# [Required action]
Look through the entries below and count the lines with "Cantabria" in them; the reply is the number alone.

# [Supplied data]
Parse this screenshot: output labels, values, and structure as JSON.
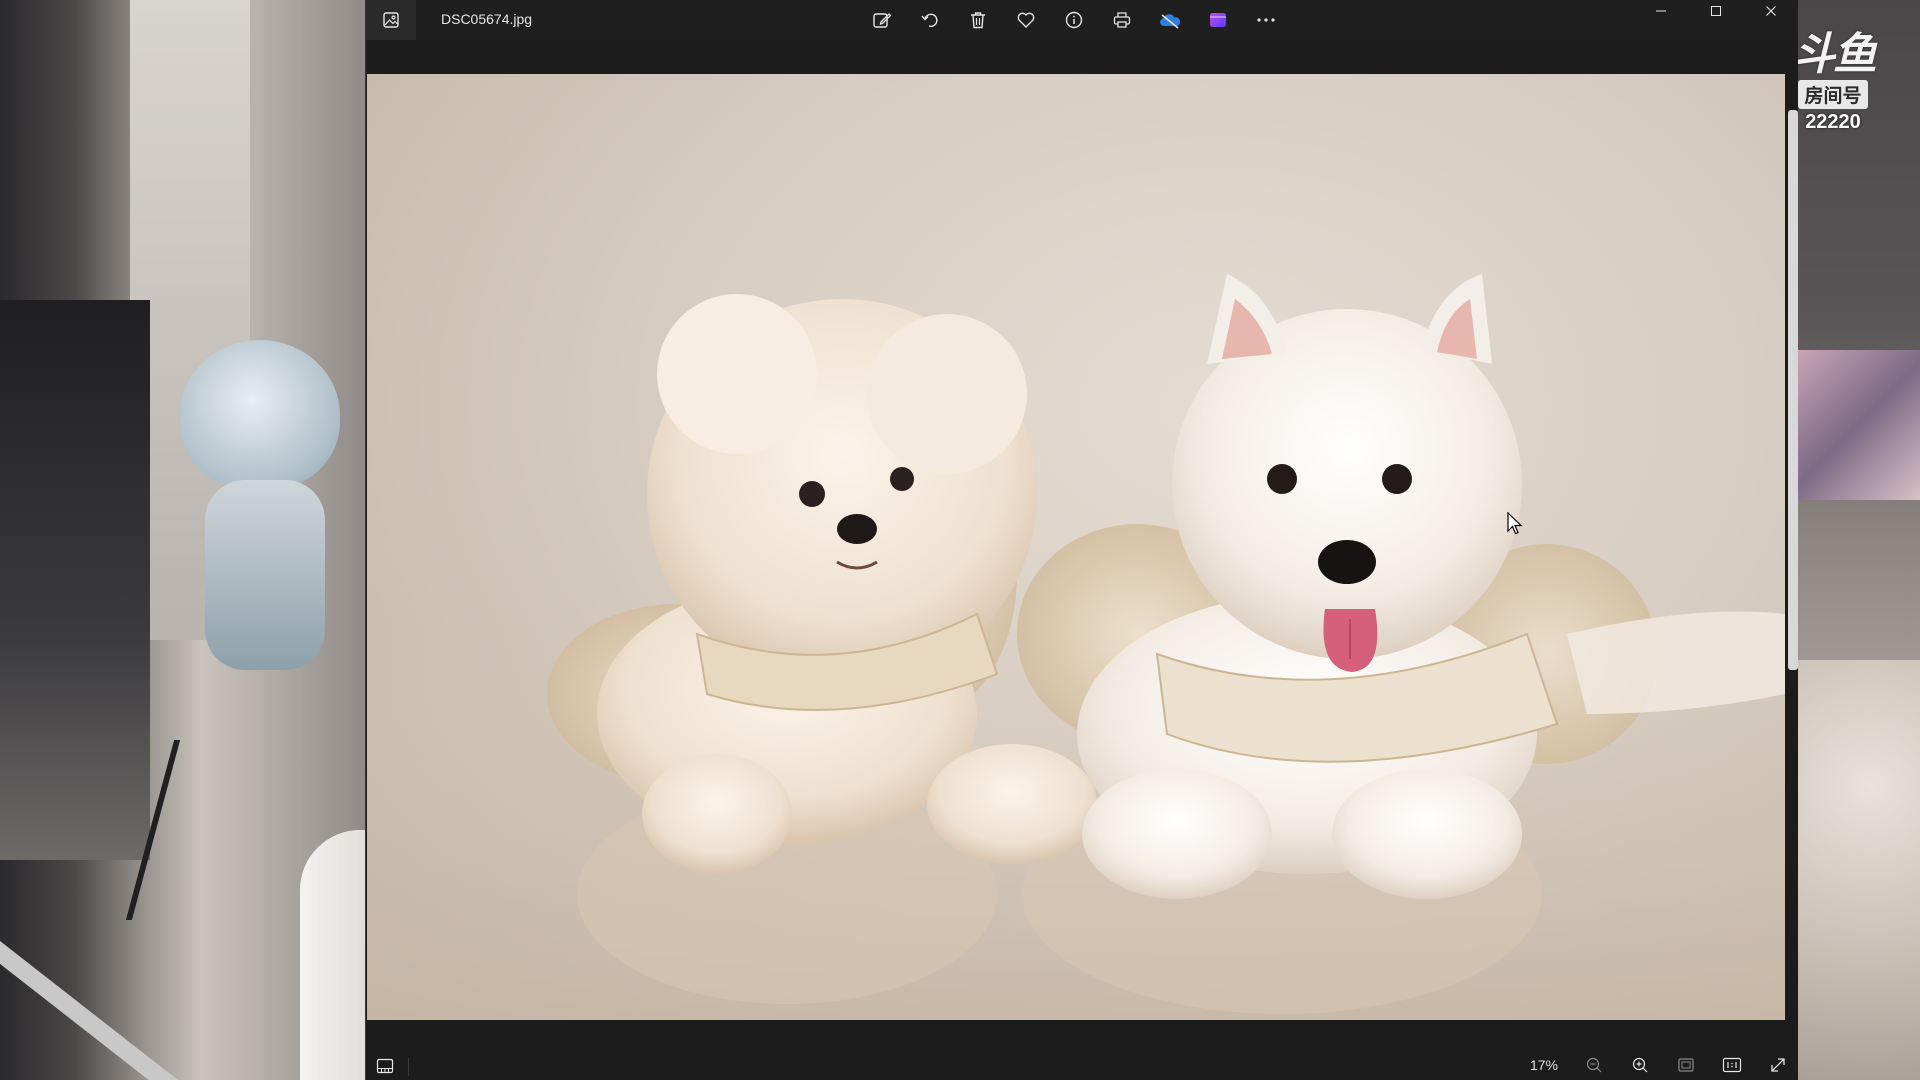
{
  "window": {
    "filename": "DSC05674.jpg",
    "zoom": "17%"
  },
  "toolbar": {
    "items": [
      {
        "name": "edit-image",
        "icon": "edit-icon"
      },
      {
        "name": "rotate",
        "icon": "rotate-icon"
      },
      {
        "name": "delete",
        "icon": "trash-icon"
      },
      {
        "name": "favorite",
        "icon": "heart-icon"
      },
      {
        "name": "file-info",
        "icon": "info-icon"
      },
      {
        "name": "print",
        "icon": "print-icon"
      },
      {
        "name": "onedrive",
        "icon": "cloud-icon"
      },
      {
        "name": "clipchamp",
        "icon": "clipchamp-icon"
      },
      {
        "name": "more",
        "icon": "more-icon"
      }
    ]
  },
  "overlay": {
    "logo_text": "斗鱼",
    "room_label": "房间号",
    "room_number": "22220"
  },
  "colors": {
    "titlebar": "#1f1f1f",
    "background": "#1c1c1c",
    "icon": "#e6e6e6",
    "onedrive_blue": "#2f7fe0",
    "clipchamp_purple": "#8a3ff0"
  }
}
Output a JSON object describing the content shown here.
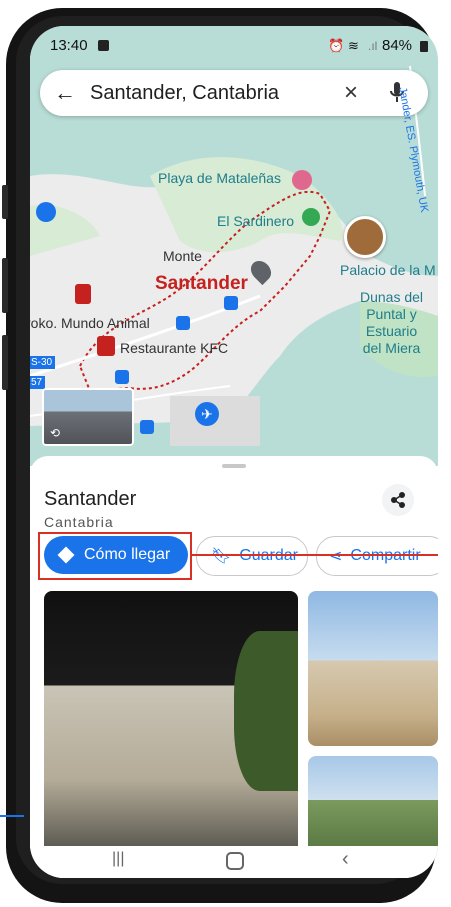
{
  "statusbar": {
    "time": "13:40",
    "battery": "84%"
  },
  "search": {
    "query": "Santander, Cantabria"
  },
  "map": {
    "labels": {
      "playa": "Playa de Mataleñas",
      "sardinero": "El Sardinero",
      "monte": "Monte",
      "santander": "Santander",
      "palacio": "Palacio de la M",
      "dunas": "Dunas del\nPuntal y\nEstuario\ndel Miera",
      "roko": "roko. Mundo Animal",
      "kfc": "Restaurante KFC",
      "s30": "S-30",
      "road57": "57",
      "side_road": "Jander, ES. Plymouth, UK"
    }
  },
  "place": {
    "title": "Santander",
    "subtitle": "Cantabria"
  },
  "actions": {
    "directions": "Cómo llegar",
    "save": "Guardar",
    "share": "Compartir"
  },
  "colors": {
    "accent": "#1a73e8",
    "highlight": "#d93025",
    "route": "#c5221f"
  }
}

# [Exercise solution]
2